● **Task brief**: Each record below must be written out exactly as given.

□ □ □ □

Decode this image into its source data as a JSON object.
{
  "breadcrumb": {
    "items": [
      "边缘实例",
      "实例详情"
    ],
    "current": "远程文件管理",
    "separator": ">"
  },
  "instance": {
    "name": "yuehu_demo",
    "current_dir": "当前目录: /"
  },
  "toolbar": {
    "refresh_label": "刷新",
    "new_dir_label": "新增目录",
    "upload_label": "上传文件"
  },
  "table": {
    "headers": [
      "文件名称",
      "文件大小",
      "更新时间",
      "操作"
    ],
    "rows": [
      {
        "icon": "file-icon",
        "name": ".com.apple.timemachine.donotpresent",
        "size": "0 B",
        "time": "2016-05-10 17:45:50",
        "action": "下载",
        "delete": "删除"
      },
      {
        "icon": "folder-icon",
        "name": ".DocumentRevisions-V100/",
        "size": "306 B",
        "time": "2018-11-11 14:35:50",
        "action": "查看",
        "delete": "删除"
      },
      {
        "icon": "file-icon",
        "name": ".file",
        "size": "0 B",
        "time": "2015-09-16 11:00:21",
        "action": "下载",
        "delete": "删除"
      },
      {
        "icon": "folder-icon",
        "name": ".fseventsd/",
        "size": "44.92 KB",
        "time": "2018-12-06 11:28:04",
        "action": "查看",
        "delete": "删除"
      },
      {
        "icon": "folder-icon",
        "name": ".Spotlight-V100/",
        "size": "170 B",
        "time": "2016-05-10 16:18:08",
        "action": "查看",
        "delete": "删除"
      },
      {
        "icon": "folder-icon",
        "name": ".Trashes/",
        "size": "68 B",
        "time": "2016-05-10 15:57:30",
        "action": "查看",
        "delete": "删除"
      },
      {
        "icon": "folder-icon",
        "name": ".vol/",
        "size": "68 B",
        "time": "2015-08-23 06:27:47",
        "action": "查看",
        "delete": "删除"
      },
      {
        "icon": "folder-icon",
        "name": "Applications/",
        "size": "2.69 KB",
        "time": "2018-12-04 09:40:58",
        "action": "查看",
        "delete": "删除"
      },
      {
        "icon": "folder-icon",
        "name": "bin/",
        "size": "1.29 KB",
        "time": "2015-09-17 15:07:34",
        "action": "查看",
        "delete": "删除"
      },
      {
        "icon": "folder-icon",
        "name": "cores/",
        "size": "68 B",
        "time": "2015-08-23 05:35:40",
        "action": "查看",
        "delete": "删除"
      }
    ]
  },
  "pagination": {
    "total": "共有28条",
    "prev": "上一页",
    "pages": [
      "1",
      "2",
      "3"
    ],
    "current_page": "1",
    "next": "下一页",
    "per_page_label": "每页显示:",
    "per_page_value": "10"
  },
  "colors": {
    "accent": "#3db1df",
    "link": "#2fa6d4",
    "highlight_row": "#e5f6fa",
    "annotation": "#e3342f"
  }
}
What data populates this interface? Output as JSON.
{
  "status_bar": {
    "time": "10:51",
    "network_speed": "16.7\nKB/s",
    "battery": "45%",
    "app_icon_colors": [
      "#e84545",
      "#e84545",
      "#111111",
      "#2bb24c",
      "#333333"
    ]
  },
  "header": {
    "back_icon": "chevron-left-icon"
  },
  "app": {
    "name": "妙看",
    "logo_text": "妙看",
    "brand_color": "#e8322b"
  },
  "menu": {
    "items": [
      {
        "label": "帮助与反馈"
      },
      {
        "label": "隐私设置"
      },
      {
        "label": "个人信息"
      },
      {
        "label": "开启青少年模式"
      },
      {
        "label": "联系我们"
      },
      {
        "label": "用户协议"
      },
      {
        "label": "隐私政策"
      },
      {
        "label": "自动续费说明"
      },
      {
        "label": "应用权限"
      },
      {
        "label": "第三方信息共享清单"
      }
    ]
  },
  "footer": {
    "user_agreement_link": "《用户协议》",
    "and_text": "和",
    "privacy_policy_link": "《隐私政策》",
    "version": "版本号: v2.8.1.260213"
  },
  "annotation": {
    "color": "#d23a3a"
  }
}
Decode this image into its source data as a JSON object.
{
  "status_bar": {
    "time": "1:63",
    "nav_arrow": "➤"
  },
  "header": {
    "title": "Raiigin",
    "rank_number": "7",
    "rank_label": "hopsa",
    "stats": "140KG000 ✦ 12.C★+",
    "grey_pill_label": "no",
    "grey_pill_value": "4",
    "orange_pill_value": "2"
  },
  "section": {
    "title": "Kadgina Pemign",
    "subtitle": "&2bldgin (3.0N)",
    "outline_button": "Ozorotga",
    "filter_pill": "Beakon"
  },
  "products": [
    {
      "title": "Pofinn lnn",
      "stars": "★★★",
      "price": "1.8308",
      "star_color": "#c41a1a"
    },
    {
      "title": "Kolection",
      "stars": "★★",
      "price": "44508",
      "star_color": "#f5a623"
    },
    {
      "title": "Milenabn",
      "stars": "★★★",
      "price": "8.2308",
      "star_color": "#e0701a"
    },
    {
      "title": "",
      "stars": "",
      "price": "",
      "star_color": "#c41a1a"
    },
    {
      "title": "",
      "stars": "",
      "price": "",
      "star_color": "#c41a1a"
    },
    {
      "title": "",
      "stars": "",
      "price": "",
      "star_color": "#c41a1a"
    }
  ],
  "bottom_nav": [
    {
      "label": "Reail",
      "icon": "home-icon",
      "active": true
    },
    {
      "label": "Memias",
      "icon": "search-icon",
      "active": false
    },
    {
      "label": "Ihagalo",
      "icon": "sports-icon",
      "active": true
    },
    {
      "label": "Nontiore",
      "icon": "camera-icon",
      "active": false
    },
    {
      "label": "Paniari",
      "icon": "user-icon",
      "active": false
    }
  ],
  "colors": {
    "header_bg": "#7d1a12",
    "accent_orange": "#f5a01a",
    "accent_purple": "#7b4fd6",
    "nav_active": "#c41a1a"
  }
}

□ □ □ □

● **Response below**:
Decode this image into its source data as a JSON object.
{
  "breadcrumb": {
    "items": [
      "边缘实例",
      "实例详情"
    ],
    "current": "远程文件管理",
    "separator": ">"
  },
  "instance": {
    "name": "yuehu_demo",
    "current_dir": "当前目录: /"
  },
  "toolbar": {
    "refresh_label": "刷新",
    "new_dir_label": "新增目录",
    "upload_label": "上传文件"
  },
  "table": {
    "headers": [
      "文件名称",
      "文件大小",
      "更新时间",
      "操作"
    ],
    "rows": [
      {
        "icon": "file-icon",
        "name": ".com.apple.timemachine.donotpresent",
        "size": "0 B",
        "time": "2016-05-10 17:45:50",
        "action": "下载",
        "delete": "删除"
      },
      {
        "icon": "folder-icon",
        "name": ".DocumentRevisions-V100/",
        "size": "306 B",
        "time": "2018-11-11 14:35:50",
        "action": "查看",
        "delete": "删除"
      },
      {
        "icon": "file-icon",
        "name": ".file",
        "size": "0 B",
        "time": "2015-09-16 11:00:21",
        "action": "下载",
        "delete": "删除"
      },
      {
        "icon": "folder-icon",
        "name": ".fseventsd/",
        "size": "44.92 KB",
        "time": "2018-12-06 11:28:04",
        "action": "查看",
        "delete": "删除"
      },
      {
        "icon": "folder-icon",
        "name": ".Spotlight-V100/",
        "size": "170 B",
        "time": "2016-05-10 16:18:08",
        "action": "查看",
        "delete": "删除"
      },
      {
        "icon": "folder-icon",
        "name": ".Trashes/",
        "size": "68 B",
        "time": "2016-05-10 15:57:30",
        "action": "查看",
        "delete": "删除"
      },
      {
        "icon": "folder-icon",
        "name": ".vol/",
        "size": "68 B",
        "time": "2015-08-23 06:27:47",
        "action": "查看",
        "delete": "删除"
      },
      {
        "icon": "folder-icon",
        "name": "Applications/",
        "size": "2.69 KB",
        "time": "2018-12-04 09:40:58",
        "action": "查看",
        "delete": "删除"
      },
      {
        "icon": "folder-icon",
        "name": "bin/",
        "size": "1.29 KB",
        "time": "2015-09-17 15:07:34",
        "action": "查看",
        "delete": "删除"
      },
      {
        "icon": "folder-icon",
        "name": "cores/",
        "size": "68 B",
        "time": "2015-08-23 05:35:40",
        "action": "查看",
        "delete": "删除"
      }
    ]
  },
  "pagination": {
    "total": "共有28条",
    "prev": "上一页",
    "pages": [
      "1",
      "2",
      "3"
    ],
    "current_page": "1",
    "next": "下一页",
    "per_page_label": "每页显示:",
    "per_page_value": "10"
  },
  "colors": {
    "accent": "#3db1df",
    "link": "#2fa6d4",
    "highlight_row": "#e5f6fa",
    "annotation": "#e3342f"
  }
}
What data populates this interface? Output as JSON.
{
  "status_bar": {
    "time": "10:51",
    "network_speed": "16.7\nKB/s",
    "battery": "45%",
    "app_icon_colors": [
      "#e84545",
      "#e84545",
      "#111111",
      "#2bb24c",
      "#333333"
    ]
  },
  "header": {
    "back_icon": "chevron-left-icon"
  },
  "app": {
    "name": "妙看",
    "logo_text": "妙看",
    "brand_color": "#e8322b"
  },
  "menu": {
    "items": [
      {
        "label": "帮助与反馈"
      },
      {
        "label": "隐私设置"
      },
      {
        "label": "个人信息"
      },
      {
        "label": "开启青少年模式"
      },
      {
        "label": "联系我们"
      },
      {
        "label": "用户协议"
      },
      {
        "label": "隐私政策"
      },
      {
        "label": "自动续费说明"
      },
      {
        "label": "应用权限"
      },
      {
        "label": "第三方信息共享清单"
      }
    ]
  },
  "footer": {
    "user_agreement_link": "《用户协议》",
    "and_text": "和",
    "privacy_policy_link": "《隐私政策》",
    "version": "版本号: v2.8.1.260213"
  },
  "annotation": {
    "color": "#d23a3a"
  }
}
Decode this image into its source data as a JSON object.
{
  "status_bar": {
    "time": "1:63",
    "nav_arrow": "➤"
  },
  "header": {
    "title": "Raiigin",
    "rank_number": "7",
    "rank_label": "hopsa",
    "stats": "140KG000 ✦ 12.C★+",
    "grey_pill_label": "no",
    "grey_pill_value": "4",
    "orange_pill_value": "2"
  },
  "section": {
    "title": "Kadgina Pemign",
    "subtitle": "&2bldgin (3.0N)",
    "outline_button": "Ozorotga",
    "filter_pill": "Beakon"
  },
  "products": [
    {
      "title": "Pofinn lnn",
      "stars": "★★★",
      "price": "1.8308",
      "star_color": "#c41a1a"
    },
    {
      "title": "Kolection",
      "stars": "★★",
      "price": "44508",
      "star_color": "#f5a623"
    },
    {
      "title": "Milenabn",
      "stars": "★★★",
      "price": "8.2308",
      "star_color": "#e0701a"
    },
    {
      "title": "",
      "stars": "",
      "price": "",
      "star_color": "#c41a1a"
    },
    {
      "title": "",
      "stars": "",
      "price": "",
      "star_color": "#c41a1a"
    },
    {
      "title": "",
      "stars": "",
      "price": "",
      "star_color": "#c41a1a"
    }
  ],
  "bottom_nav": [
    {
      "label": "Reail",
      "icon": "home-icon",
      "active": true
    },
    {
      "label": "Memias",
      "icon": "search-icon",
      "active": false
    },
    {
      "label": "Ihagalo",
      "icon": "sports-icon",
      "active": true
    },
    {
      "label": "Nontiore",
      "icon": "camera-icon",
      "active": false
    },
    {
      "label": "Paniari",
      "icon": "user-icon",
      "active": false
    }
  ],
  "colors": {
    "header_bg": "#7d1a12",
    "accent_orange": "#f5a01a",
    "accent_purple": "#7b4fd6",
    "nav_active": "#c41a1a"
  }
}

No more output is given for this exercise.